I have always had a soft spot for this curious-looking character, which made its debut for 2015 in the trap on Sunday night. It is a Drinker moth, named not because it resembles a lover-of-the-bottle nose-diving on to the pavement outside a pub, but bcause its caterpillars venture up grass stems to imbibe the dew.
This made them dear to me as a schoolboy as they were easy to find - big handsome creatures with a velvety coat of blue, dotted with red and gold as if they were soldiers in the Blues and Royals. They were the first 'interesting' caterpillars which I kept and bred successfully into adult moths; real aristocrats after the everyday 'Cabbage' White and Small Tortoiseshell catties which had previously been my subjects.
The Drinker is part of the Eggar family of UK moths, large, brown and in some cases given to interesting practices such as laying their eggs in flight, dropping the tiny things like bombs. This marked contrast to most moths' careful selection of the right foodplants for egg-laying perhaps works because their caterpillars are happy on grass, heather, brambles and other widespread plants.
I've included the third picture, with apologies for the blurring caused by its preparations for take-off, because the colouring is closer to the real thing. My ongoing struggles with my Panasonic Lumix have yet to overcome colour variations depending on the light- or darkness of the background.

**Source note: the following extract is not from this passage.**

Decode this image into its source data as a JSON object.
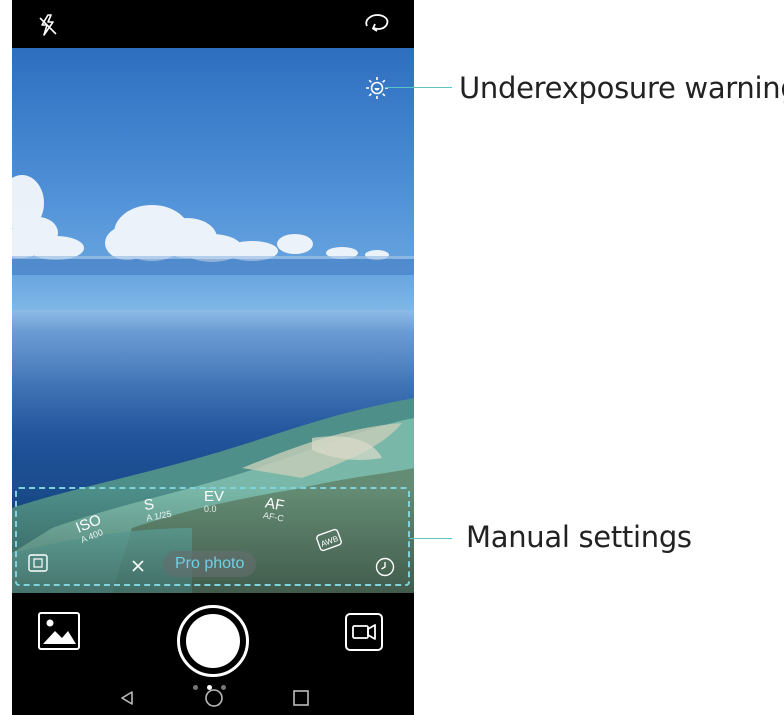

The moths continue to be very abundant and it's always good to have whoppers such as the Privet Hawk shown above. Especially when they come in pairs - see below. Finally, can any literary sleuth track down the inspiration to today's headline? Answer tomorrow.